Frank Buck (politician)
Frank Forrest Buck (born September 26, 1943, in Trousdale County) was a Tennessee politician and a member of the Tennessee House of Representatives for the 40th district, which is composed of DeKalb, Smith, and Macon counties. He was the son of John and Georgia Baird Buck. He has one brother, John William Buck. His father, John, started out as a sharecropper and eventually owned over 100 acres (0.40 km2) of land in Wilson, Smith and Trousdale counties. Neither of his parents completed the eighth grade, as they dropped out of school to work in the Great Depression. His father was stricken with polio while Buck was at Lebanon High School. His father spent many months at Vanderbilt Medical Center recovering, but never walked again.
He served as a member of the House for thirty-six years. He was re-elected as a member of the Democratic Party. Buck was Vice-Chair of the House Transportation Committee and the Chair of the House Public Transportation and Highways Subcommittee. He served as Chair of the House Judiciary Committee, a member of the House Judicial Administration Subcommittee, and the House Criminal Practice and Procedure Subcommittee.
Buck graduated with a Bachelor of Science degree in business administration from Tennessee Technological University and graduated with a J.D. from University of Tennessee Law School. He works as a farmer and as an attorney, owning a law practice with his wife, Lena Ann Graves Buck, also an attorney, called Buck & Buck Attorneys at Law near Smithville. He and Lena have 4 daughters, Kathy, Melinda, Sara and Jennifer. In 1990, Frank Buck narrowly lost to Bill Purcell in a bid for the position of House majority leader.
Buck is known for efforts on ethics reform, though critics[who?] accuse him of showboating while other legislators seek reform more quietly, and of only recently[when?] finding ethics in order to use the issue against political enemies.
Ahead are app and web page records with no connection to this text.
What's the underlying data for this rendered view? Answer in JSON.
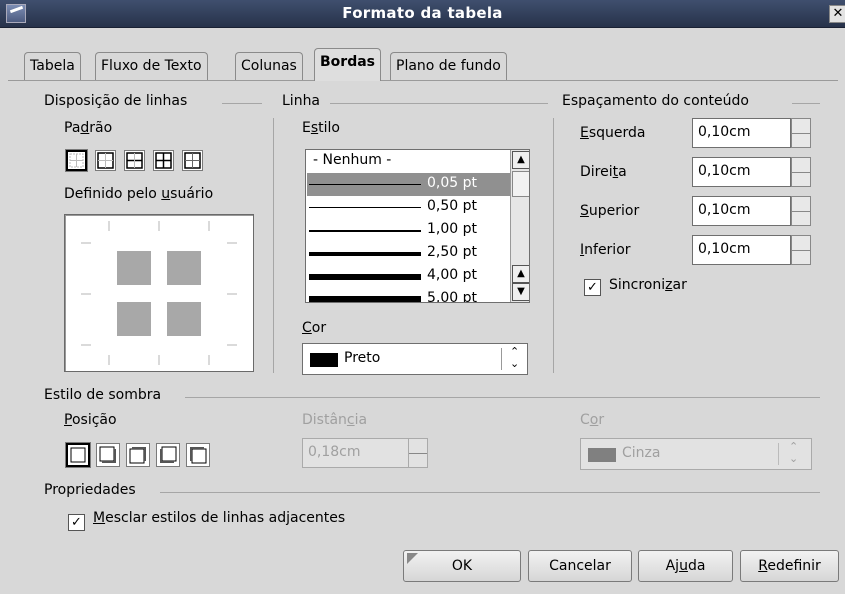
{
  "window": {
    "title": "Formato da tabela"
  },
  "tabs": [
    "Tabela",
    "Fluxo de Texto",
    "Colunas",
    "Bordas",
    "Plano de fundo"
  ],
  "active_tab": "Bordas",
  "line_arrangement": {
    "header": "Disposição de linhas",
    "default_label_pre": "Pa",
    "default_label_u": "d",
    "default_label_post": "rão",
    "user_label_pre": "Definido pelo ",
    "user_label_u": "u",
    "user_label_post": "suário"
  },
  "line": {
    "header": "Linha",
    "style_label_pre": "E",
    "style_label_u": "s",
    "style_label_post": "tilo",
    "styles": [
      {
        "label": "- Nenhum -",
        "weight": 0
      },
      {
        "label": "0,05 pt",
        "weight": 1,
        "selected": true
      },
      {
        "label": "0,50 pt",
        "weight": 1
      },
      {
        "label": "1,00 pt",
        "weight": 2
      },
      {
        "label": "2,50 pt",
        "weight": 4
      },
      {
        "label": "4,00 pt",
        "weight": 6
      },
      {
        "label": "5,00 pt",
        "weight": 7
      }
    ],
    "color_label_pre": "",
    "color_label_u": "C",
    "color_label_post": "or",
    "color_value": "Preto",
    "color_swatch": "#000000"
  },
  "spacing": {
    "header": "Espaçamento do conteúdo",
    "fields": [
      {
        "pre": "",
        "u": "E",
        "post": "squerda",
        "value": "0,10cm"
      },
      {
        "pre": "Direi",
        "u": "t",
        "post": "a",
        "value": "0,10cm"
      },
      {
        "pre": "",
        "u": "S",
        "post": "uperior",
        "value": "0,10cm"
      },
      {
        "pre": "",
        "u": "I",
        "post": "nferior",
        "value": "0,10cm"
      }
    ],
    "sync_pre": "Sincroni",
    "sync_u": "z",
    "sync_post": "ar",
    "sync_checked": true
  },
  "shadow": {
    "header": "Estilo de sombra",
    "position_pre": "",
    "position_u": "P",
    "position_post": "osição",
    "distance_pre": "Distân",
    "distance_u": "c",
    "distance_post": "ia",
    "distance_value": "0,18cm",
    "color_pre": "C",
    "color_u": "o",
    "color_post": "r",
    "color_value": "Cinza",
    "color_swatch": "#808080"
  },
  "properties": {
    "header": "Propriedades",
    "merge_pre": "",
    "merge_u": "M",
    "merge_post": "esclar estilos de linhas adjacentes",
    "merge_checked": true
  },
  "buttons": {
    "ok": "OK",
    "cancel": "Cancelar",
    "help_pre": "Aj",
    "help_u": "u",
    "help_post": "da",
    "reset_pre": "",
    "reset_u": "R",
    "reset_post": "edefinir"
  }
}
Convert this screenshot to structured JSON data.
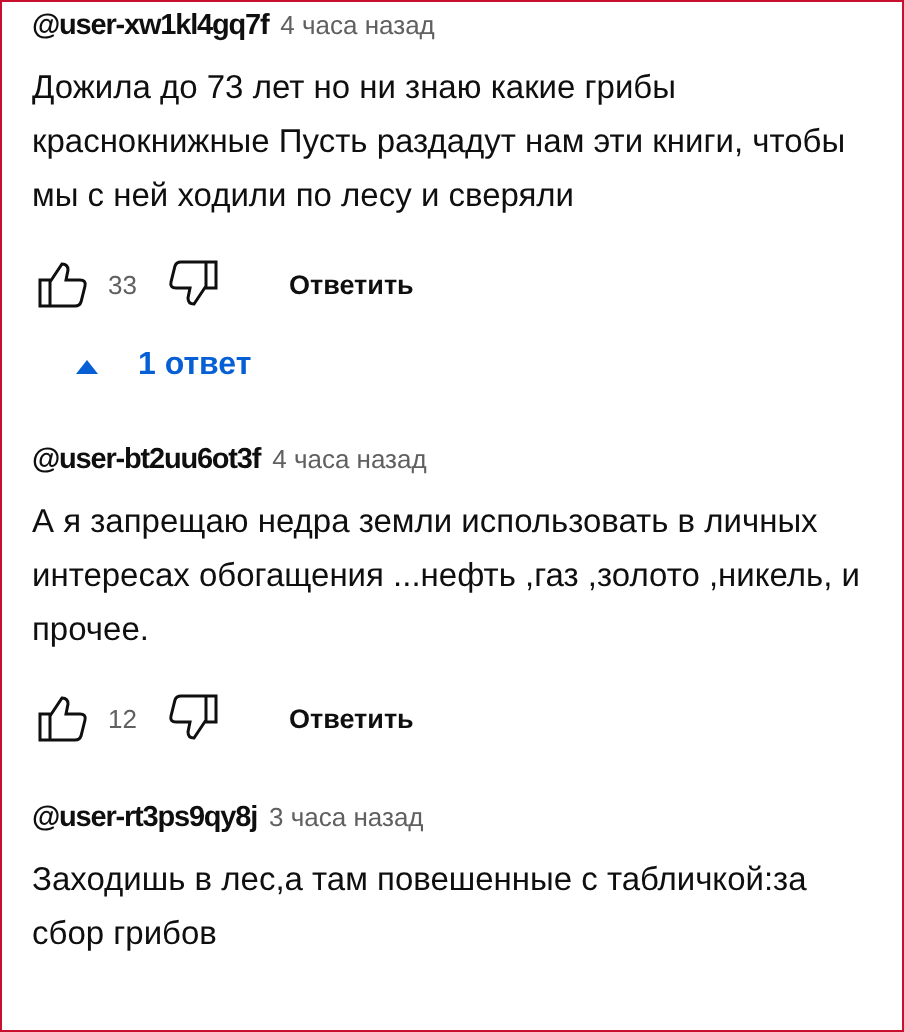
{
  "comments": [
    {
      "author": "@user-xw1kl4gq7f",
      "time": "4 часа назад",
      "text": "Дожила до 73 лет но ни знаю какие грибы краснокнижные Пусть раздадут нам эти книги, чтобы мы с ней ходили по лесу и сверяли",
      "likes": "33",
      "reply_button": "Ответить",
      "replies": {
        "label": "1 ответ",
        "expanded": true
      }
    },
    {
      "author": "@user-bt2uu6ot3f",
      "time": "4 часа назад",
      "text": "А я запрещаю недра земли использовать в личных интересах обогащения ...нефть ,газ ,золото ,никель, и прочее.",
      "likes": "12",
      "reply_button": "Ответить"
    },
    {
      "author": "@user-rt3ps9qy8j",
      "time": "3 часа назад",
      "text": "Заходишь в лес,а там повешенные с табличкой:за сбор грибов"
    }
  ]
}
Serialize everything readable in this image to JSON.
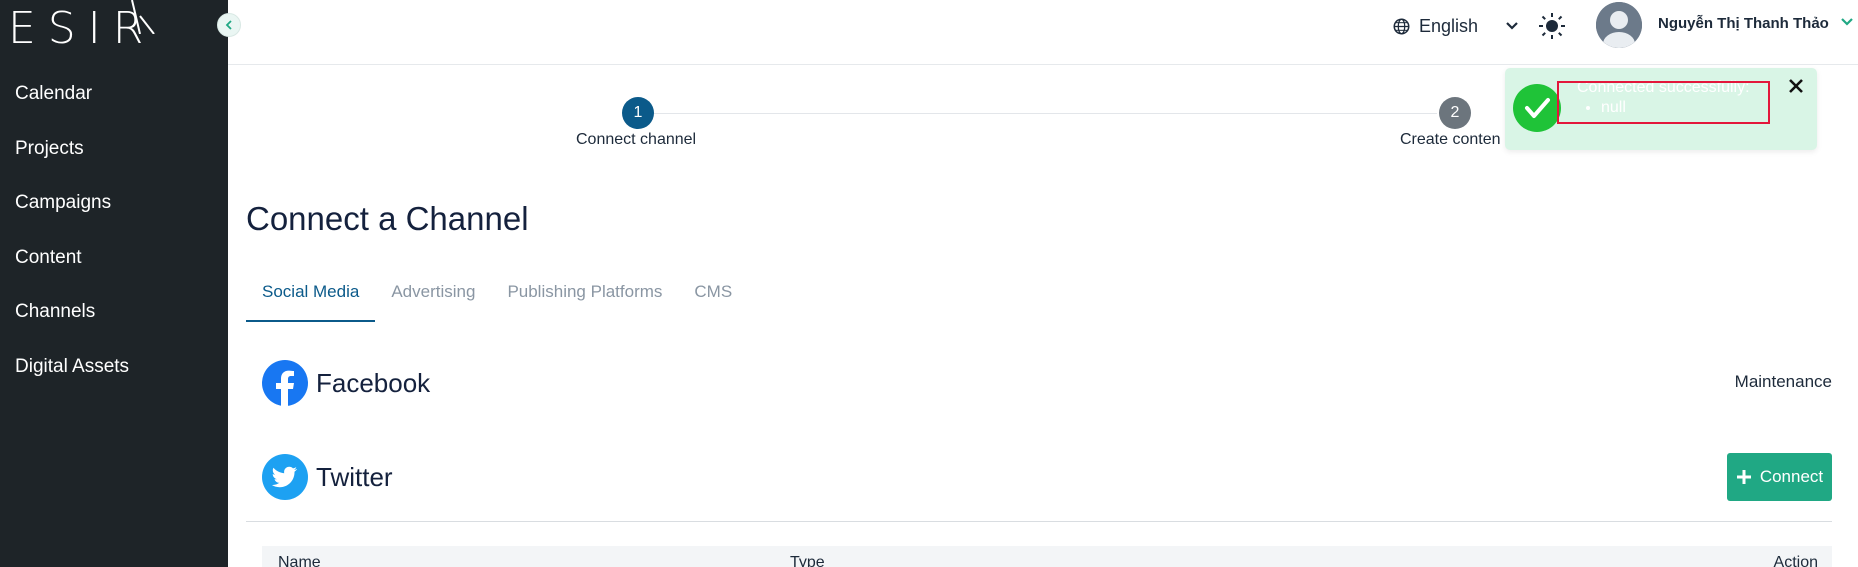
{
  "sidebar": {
    "logo": "ESIR",
    "items": [
      {
        "label": "Calendar"
      },
      {
        "label": "Projects"
      },
      {
        "label": "Campaigns"
      },
      {
        "label": "Content"
      },
      {
        "label": "Channels"
      },
      {
        "label": "Digital Assets"
      }
    ]
  },
  "header": {
    "language": "English",
    "user_name": "Nguyễn Thị Thanh Thảo"
  },
  "stepper": {
    "steps": [
      {
        "number": "1",
        "label": "Connect channel",
        "state": "active"
      },
      {
        "number": "2",
        "label": "Create conten",
        "state": "inactive"
      }
    ]
  },
  "page": {
    "title": "Connect a Channel"
  },
  "tabs": [
    {
      "label": "Social Media",
      "active": true
    },
    {
      "label": "Advertising",
      "active": false
    },
    {
      "label": "Publishing Platforms",
      "active": false
    },
    {
      "label": "CMS",
      "active": false
    }
  ],
  "channels": [
    {
      "name": "Facebook",
      "icon": "facebook-icon",
      "status": "Maintenance"
    },
    {
      "name": "Twitter",
      "icon": "twitter-icon",
      "action_label": "Connect"
    }
  ],
  "table": {
    "columns": [
      "Name",
      "Type",
      "Action"
    ]
  },
  "toast": {
    "message": "Connected successfully:",
    "items": [
      "null"
    ]
  },
  "colors": {
    "sidebar_bg": "#1e2428",
    "accent": "#0b5a8a",
    "connect_button": "#20a884",
    "toast_bg": "#d9f5e6",
    "toast_icon": "#1fc338",
    "highlight_border": "#e3173b"
  }
}
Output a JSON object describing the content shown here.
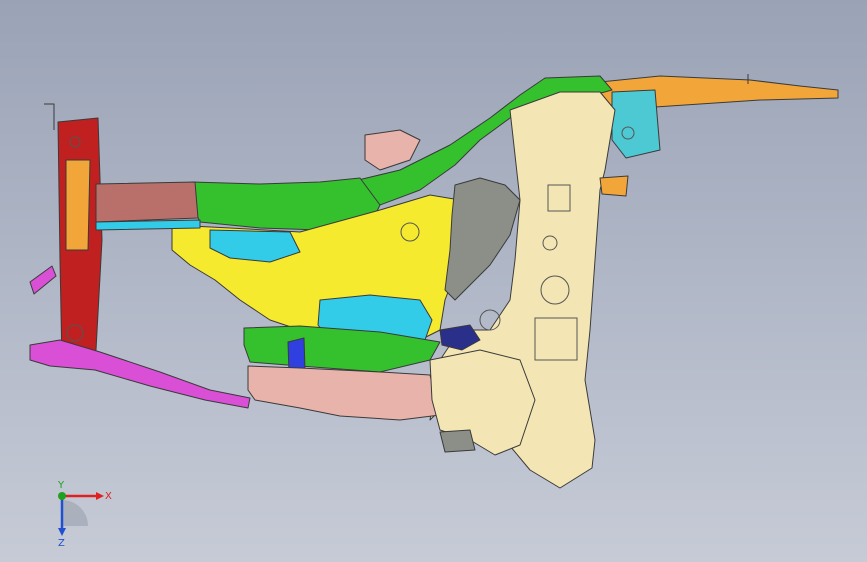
{
  "viewport": {
    "background_top": "#9aa3b6",
    "background_bottom": "#c6cbd6"
  },
  "model": {
    "description_icon": "car-body-side-structure-assembly",
    "colors": {
      "red": "#c0201f",
      "orange": "#f2a63a",
      "brown": "#b9706a",
      "green": "#35c02e",
      "yellow": "#f5ea2e",
      "cream": "#f3e6b4",
      "cyan": "#33cce8",
      "blue": "#2f3fe0",
      "magenta": "#d94fd6",
      "pink": "#e8b3ab",
      "gray": "#8b8f88",
      "teal": "#4dc9d4"
    }
  },
  "triad": {
    "x_label": "X",
    "y_label": "Y",
    "z_label": "Z",
    "x_color": "#e02020",
    "y_color": "#20a020",
    "z_color": "#2050d0"
  }
}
However, his supporters cite his long and lengthy record of supporting and passing ethics reform throughout his thirty-six-year-long legislative career. He exposed a whiskey-for-votes racket operating in DeKalb County and helped to bring reform as a member of the DeKalb County Ethics Commission. In 1994, he took issue with the expense of different execution methods reported by Department of Correction officials that placed a firing-squad execution at $7,000.
In 1993 and 1994, Buck introduced legislation that would have restrained lobbyists from giving gifts and paying travel expenses of members of the General Assembly, and forced more disclosure of such acts. In 1994, he sponsored a bill introduced by former Sen. Carol Rice that became known as the "cup-of-coffee" bill, which would have prevented legislators from taking so much as a cup of coffee from lobbyists. A version of it was passed in 1995—without Buck as a sponsor—with a loophole that allowed legislators to receive free meals and drinks if another legislator is invited. He has received numerous awards from groups for his work on ethics reform including one from Common Cause for the Cup of Coffee bill.
In February 2008, Buck announced he would not run for re-election and would retire when his current term expired.